Exercise brief:
When you copy the records that follow, please keep every word exactly as it is and leave out the pictures.

Supplied material:
....

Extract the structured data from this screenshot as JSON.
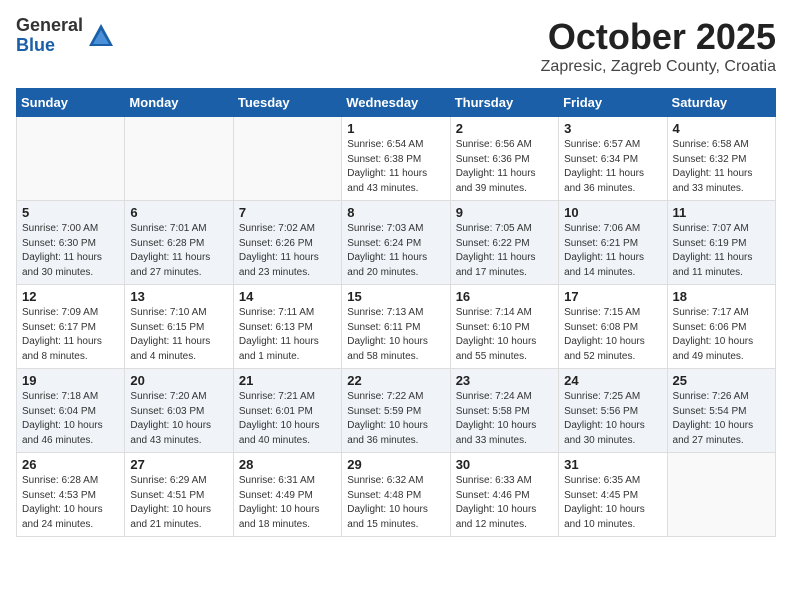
{
  "logo": {
    "general": "General",
    "blue": "Blue"
  },
  "title": {
    "month": "October 2025",
    "location": "Zapresic, Zagreb County, Croatia"
  },
  "weekdays": [
    "Sunday",
    "Monday",
    "Tuesday",
    "Wednesday",
    "Thursday",
    "Friday",
    "Saturday"
  ],
  "weeks": [
    [
      {
        "day": "",
        "info": ""
      },
      {
        "day": "",
        "info": ""
      },
      {
        "day": "",
        "info": ""
      },
      {
        "day": "1",
        "info": "Sunrise: 6:54 AM\nSunset: 6:38 PM\nDaylight: 11 hours\nand 43 minutes."
      },
      {
        "day": "2",
        "info": "Sunrise: 6:56 AM\nSunset: 6:36 PM\nDaylight: 11 hours\nand 39 minutes."
      },
      {
        "day": "3",
        "info": "Sunrise: 6:57 AM\nSunset: 6:34 PM\nDaylight: 11 hours\nand 36 minutes."
      },
      {
        "day": "4",
        "info": "Sunrise: 6:58 AM\nSunset: 6:32 PM\nDaylight: 11 hours\nand 33 minutes."
      }
    ],
    [
      {
        "day": "5",
        "info": "Sunrise: 7:00 AM\nSunset: 6:30 PM\nDaylight: 11 hours\nand 30 minutes."
      },
      {
        "day": "6",
        "info": "Sunrise: 7:01 AM\nSunset: 6:28 PM\nDaylight: 11 hours\nand 27 minutes."
      },
      {
        "day": "7",
        "info": "Sunrise: 7:02 AM\nSunset: 6:26 PM\nDaylight: 11 hours\nand 23 minutes."
      },
      {
        "day": "8",
        "info": "Sunrise: 7:03 AM\nSunset: 6:24 PM\nDaylight: 11 hours\nand 20 minutes."
      },
      {
        "day": "9",
        "info": "Sunrise: 7:05 AM\nSunset: 6:22 PM\nDaylight: 11 hours\nand 17 minutes."
      },
      {
        "day": "10",
        "info": "Sunrise: 7:06 AM\nSunset: 6:21 PM\nDaylight: 11 hours\nand 14 minutes."
      },
      {
        "day": "11",
        "info": "Sunrise: 7:07 AM\nSunset: 6:19 PM\nDaylight: 11 hours\nand 11 minutes."
      }
    ],
    [
      {
        "day": "12",
        "info": "Sunrise: 7:09 AM\nSunset: 6:17 PM\nDaylight: 11 hours\nand 8 minutes."
      },
      {
        "day": "13",
        "info": "Sunrise: 7:10 AM\nSunset: 6:15 PM\nDaylight: 11 hours\nand 4 minutes."
      },
      {
        "day": "14",
        "info": "Sunrise: 7:11 AM\nSunset: 6:13 PM\nDaylight: 11 hours\nand 1 minute."
      },
      {
        "day": "15",
        "info": "Sunrise: 7:13 AM\nSunset: 6:11 PM\nDaylight: 10 hours\nand 58 minutes."
      },
      {
        "day": "16",
        "info": "Sunrise: 7:14 AM\nSunset: 6:10 PM\nDaylight: 10 hours\nand 55 minutes."
      },
      {
        "day": "17",
        "info": "Sunrise: 7:15 AM\nSunset: 6:08 PM\nDaylight: 10 hours\nand 52 minutes."
      },
      {
        "day": "18",
        "info": "Sunrise: 7:17 AM\nSunset: 6:06 PM\nDaylight: 10 hours\nand 49 minutes."
      }
    ],
    [
      {
        "day": "19",
        "info": "Sunrise: 7:18 AM\nSunset: 6:04 PM\nDaylight: 10 hours\nand 46 minutes."
      },
      {
        "day": "20",
        "info": "Sunrise: 7:20 AM\nSunset: 6:03 PM\nDaylight: 10 hours\nand 43 minutes."
      },
      {
        "day": "21",
        "info": "Sunrise: 7:21 AM\nSunset: 6:01 PM\nDaylight: 10 hours\nand 40 minutes."
      },
      {
        "day": "22",
        "info": "Sunrise: 7:22 AM\nSunset: 5:59 PM\nDaylight: 10 hours\nand 36 minutes."
      },
      {
        "day": "23",
        "info": "Sunrise: 7:24 AM\nSunset: 5:58 PM\nDaylight: 10 hours\nand 33 minutes."
      },
      {
        "day": "24",
        "info": "Sunrise: 7:25 AM\nSunset: 5:56 PM\nDaylight: 10 hours\nand 30 minutes."
      },
      {
        "day": "25",
        "info": "Sunrise: 7:26 AM\nSunset: 5:54 PM\nDaylight: 10 hours\nand 27 minutes."
      }
    ],
    [
      {
        "day": "26",
        "info": "Sunrise: 6:28 AM\nSunset: 4:53 PM\nDaylight: 10 hours\nand 24 minutes."
      },
      {
        "day": "27",
        "info": "Sunrise: 6:29 AM\nSunset: 4:51 PM\nDaylight: 10 hours\nand 21 minutes."
      },
      {
        "day": "28",
        "info": "Sunrise: 6:31 AM\nSunset: 4:49 PM\nDaylight: 10 hours\nand 18 minutes."
      },
      {
        "day": "29",
        "info": "Sunrise: 6:32 AM\nSunset: 4:48 PM\nDaylight: 10 hours\nand 15 minutes."
      },
      {
        "day": "30",
        "info": "Sunrise: 6:33 AM\nSunset: 4:46 PM\nDaylight: 10 hours\nand 12 minutes."
      },
      {
        "day": "31",
        "info": "Sunrise: 6:35 AM\nSunset: 4:45 PM\nDaylight: 10 hours\nand 10 minutes."
      },
      {
        "day": "",
        "info": ""
      }
    ]
  ]
}
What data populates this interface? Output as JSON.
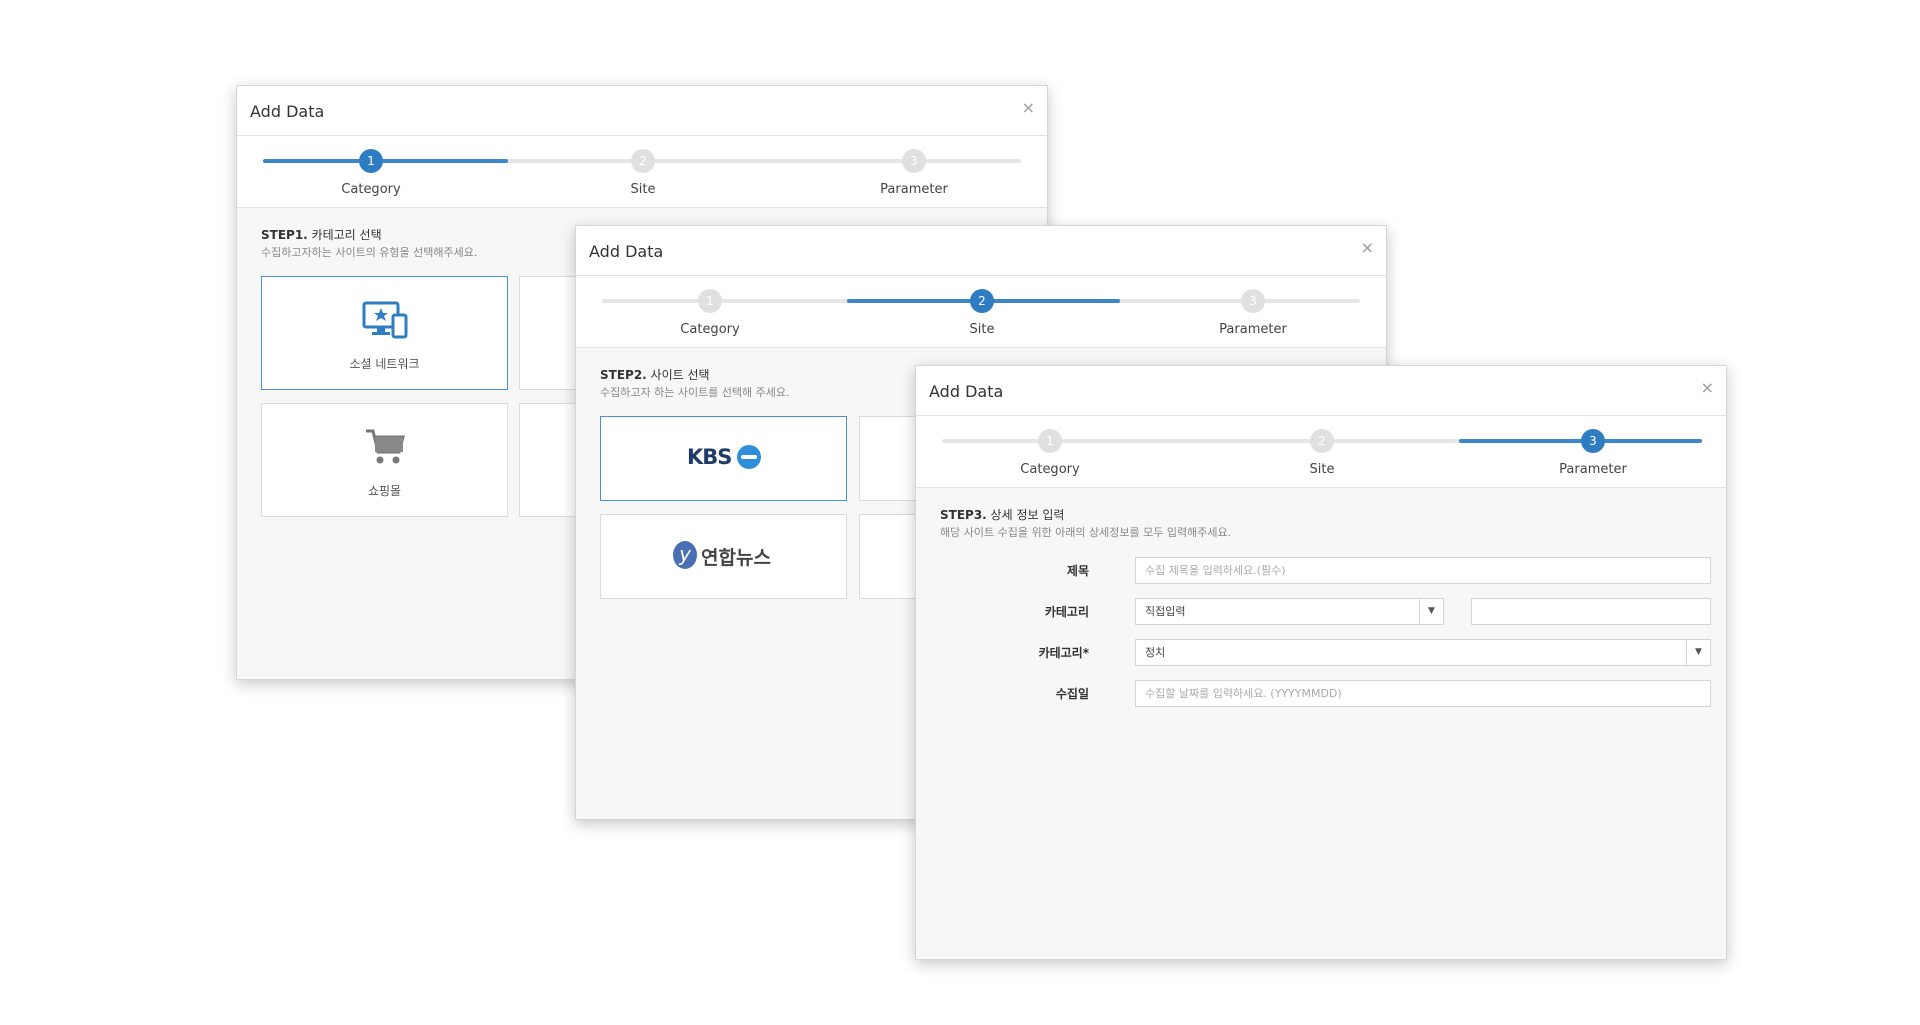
{
  "dialog": {
    "title": "Add Data",
    "close": "×"
  },
  "steps": [
    {
      "num": "1",
      "label": "Category"
    },
    {
      "num": "2",
      "label": "Site"
    },
    {
      "num": "3",
      "label": "Parameter"
    }
  ],
  "step1": {
    "title_prefix": "STEP1.",
    "title_text": " 카테고리 선택",
    "desc": "수집하고자하는 사이트의 유형을 선택해주세요.",
    "cards": [
      {
        "label": "소셜 네트워크",
        "icon": "social-network-icon"
      },
      {
        "label": "쇼핑몰",
        "icon": "shopping-cart-icon"
      }
    ]
  },
  "step2": {
    "title_prefix": "STEP2.",
    "title_text": " 사이트 선택",
    "desc": "수집하고자 하는 사이트를 선택해 주세요.",
    "sites": [
      {
        "logo_text": "KBS",
        "icon": "kbs-logo-icon"
      },
      {
        "logo_mark": "y",
        "logo_text": "연합뉴스",
        "icon": "yonhap-news-logo-icon"
      }
    ]
  },
  "step3": {
    "title_prefix": "STEP3.",
    "title_text": " 상세 정보 입력",
    "desc": "해당 사이트 수집을 위한 아래의 상세정보를 모두 입력해주세요.",
    "fields": {
      "title": {
        "label": "제목",
        "placeholder": "수집 제목을 입력하세요.(필수)"
      },
      "category_mode": {
        "label": "카테고리",
        "value": "직접입력",
        "extra_value": ""
      },
      "category": {
        "label": "카테고리*",
        "value": "정치"
      },
      "date": {
        "label": "수집일",
        "placeholder": "수집할 날짜를 입력하세요. (YYYYMMDD)"
      }
    },
    "caret": "▼"
  },
  "colors": {
    "accent": "#2e7cc2",
    "inactive": "#e0e0e0"
  }
}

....

Task answer:
Extract the structured data from this screenshot as JSON.
{
  "logo": {
    "general": "General",
    "blue": "Blue"
  },
  "title": {
    "month": "October 2025",
    "location": "Zapresic, Zagreb County, Croatia"
  },
  "weekdays": [
    "Sunday",
    "Monday",
    "Tuesday",
    "Wednesday",
    "Thursday",
    "Friday",
    "Saturday"
  ],
  "weeks": [
    [
      {
        "day": "",
        "info": ""
      },
      {
        "day": "",
        "info": ""
      },
      {
        "day": "",
        "info": ""
      },
      {
        "day": "1",
        "info": "Sunrise: 6:54 AM\nSunset: 6:38 PM\nDaylight: 11 hours\nand 43 minutes."
      },
      {
        "day": "2",
        "info": "Sunrise: 6:56 AM\nSunset: 6:36 PM\nDaylight: 11 hours\nand 39 minutes."
      },
      {
        "day": "3",
        "info": "Sunrise: 6:57 AM\nSunset: 6:34 PM\nDaylight: 11 hours\nand 36 minutes."
      },
      {
        "day": "4",
        "info": "Sunrise: 6:58 AM\nSunset: 6:32 PM\nDaylight: 11 hours\nand 33 minutes."
      }
    ],
    [
      {
        "day": "5",
        "info": "Sunrise: 7:00 AM\nSunset: 6:30 PM\nDaylight: 11 hours\nand 30 minutes."
      },
      {
        "day": "6",
        "info": "Sunrise: 7:01 AM\nSunset: 6:28 PM\nDaylight: 11 hours\nand 27 minutes."
      },
      {
        "day": "7",
        "info": "Sunrise: 7:02 AM\nSunset: 6:26 PM\nDaylight: 11 hours\nand 23 minutes."
      },
      {
        "day": "8",
        "info": "Sunrise: 7:03 AM\nSunset: 6:24 PM\nDaylight: 11 hours\nand 20 minutes."
      },
      {
        "day": "9",
        "info": "Sunrise: 7:05 AM\nSunset: 6:22 PM\nDaylight: 11 hours\nand 17 minutes."
      },
      {
        "day": "10",
        "info": "Sunrise: 7:06 AM\nSunset: 6:21 PM\nDaylight: 11 hours\nand 14 minutes."
      },
      {
        "day": "11",
        "info": "Sunrise: 7:07 AM\nSunset: 6:19 PM\nDaylight: 11 hours\nand 11 minutes."
      }
    ],
    [
      {
        "day": "12",
        "info": "Sunrise: 7:09 AM\nSunset: 6:17 PM\nDaylight: 11 hours\nand 8 minutes."
      },
      {
        "day": "13",
        "info": "Sunrise: 7:10 AM\nSunset: 6:15 PM\nDaylight: 11 hours\nand 4 minutes."
      },
      {
        "day": "14",
        "info": "Sunrise: 7:11 AM\nSunset: 6:13 PM\nDaylight: 11 hours\nand 1 minute."
      },
      {
        "day": "15",
        "info": "Sunrise: 7:13 AM\nSunset: 6:11 PM\nDaylight: 10 hours\nand 58 minutes."
      },
      {
        "day": "16",
        "info": "Sunrise: 7:14 AM\nSunset: 6:10 PM\nDaylight: 10 hours\nand 55 minutes."
      },
      {
        "day": "17",
        "info": "Sunrise: 7:15 AM\nSunset: 6:08 PM\nDaylight: 10 hours\nand 52 minutes."
      },
      {
        "day": "18",
        "info": "Sunrise: 7:17 AM\nSunset: 6:06 PM\nDaylight: 10 hours\nand 49 minutes."
      }
    ],
    [
      {
        "day": "19",
        "info": "Sunrise: 7:18 AM\nSunset: 6:04 PM\nDaylight: 10 hours\nand 46 minutes."
      },
      {
        "day": "20",
        "info": "Sunrise: 7:20 AM\nSunset: 6:03 PM\nDaylight: 10 hours\nand 43 minutes."
      },
      {
        "day": "21",
        "info": "Sunrise: 7:21 AM\nSunset: 6:01 PM\nDaylight: 10 hours\nand 40 minutes."
      },
      {
        "day": "22",
        "info": "Sunrise: 7:22 AM\nSunset: 5:59 PM\nDaylight: 10 hours\nand 36 minutes."
      },
      {
        "day": "23",
        "info": "Sunrise: 7:24 AM\nSunset: 5:58 PM\nDaylight: 10 hours\nand 33 minutes."
      },
      {
        "day": "24",
        "info": "Sunrise: 7:25 AM\nSunset: 5:56 PM\nDaylight: 10 hours\nand 30 minutes."
      },
      {
        "day": "25",
        "info": "Sunrise: 7:26 AM\nSunset: 5:54 PM\nDaylight: 10 hours\nand 27 minutes."
      }
    ],
    [
      {
        "day": "26",
        "info": "Sunrise: 6:28 AM\nSunset: 4:53 PM\nDaylight: 10 hours\nand 24 minutes."
      },
      {
        "day": "27",
        "info": "Sunrise: 6:29 AM\nSunset: 4:51 PM\nDaylight: 10 hours\nand 21 minutes."
      },
      {
        "day": "28",
        "info": "Sunrise: 6:31 AM\nSunset: 4:49 PM\nDaylight: 10 hours\nand 18 minutes."
      },
      {
        "day": "29",
        "info": "Sunrise: 6:32 AM\nSunset: 4:48 PM\nDaylight: 10 hours\nand 15 minutes."
      },
      {
        "day": "30",
        "info": "Sunrise: 6:33 AM\nSunset: 4:46 PM\nDaylight: 10 hours\nand 12 minutes."
      },
      {
        "day": "31",
        "info": "Sunrise: 6:35 AM\nSunset: 4:45 PM\nDaylight: 10 hours\nand 10 minutes."
      },
      {
        "day": "",
        "info": ""
      }
    ]
  ]
}
What data populates this interface? Output as JSON.
{
  "dialog": {
    "title": "Add Data",
    "close": "×"
  },
  "steps": [
    {
      "num": "1",
      "label": "Category"
    },
    {
      "num": "2",
      "label": "Site"
    },
    {
      "num": "3",
      "label": "Parameter"
    }
  ],
  "step1": {
    "title_prefix": "STEP1.",
    "title_text": " 카테고리 선택",
    "desc": "수집하고자하는 사이트의 유형을 선택해주세요.",
    "cards": [
      {
        "label": "소셜 네트워크",
        "icon": "social-network-icon"
      },
      {
        "label": "쇼핑몰",
        "icon": "shopping-cart-icon"
      }
    ]
  },
  "step2": {
    "title_prefix": "STEP2.",
    "title_text": " 사이트 선택",
    "desc": "수집하고자 하는 사이트를 선택해 주세요.",
    "sites": [
      {
        "logo_text": "KBS",
        "icon": "kbs-logo-icon"
      },
      {
        "logo_mark": "y",
        "logo_text": "연합뉴스",
        "icon": "yonhap-news-logo-icon"
      }
    ]
  },
  "step3": {
    "title_prefix": "STEP3.",
    "title_text": " 상세 정보 입력",
    "desc": "해당 사이트 수집을 위한 아래의 상세정보를 모두 입력해주세요.",
    "fields": {
      "title": {
        "label": "제목",
        "placeholder": "수집 제목을 입력하세요.(필수)"
      },
      "category_mode": {
        "label": "카테고리",
        "value": "직접입력",
        "extra_value": ""
      },
      "category": {
        "label": "카테고리*",
        "value": "정치"
      },
      "date": {
        "label": "수집일",
        "placeholder": "수집할 날짜를 입력하세요. (YYYYMMDD)"
      }
    },
    "caret": "▼"
  },
  "colors": {
    "accent": "#2e7cc2",
    "inactive": "#e0e0e0"
  }
}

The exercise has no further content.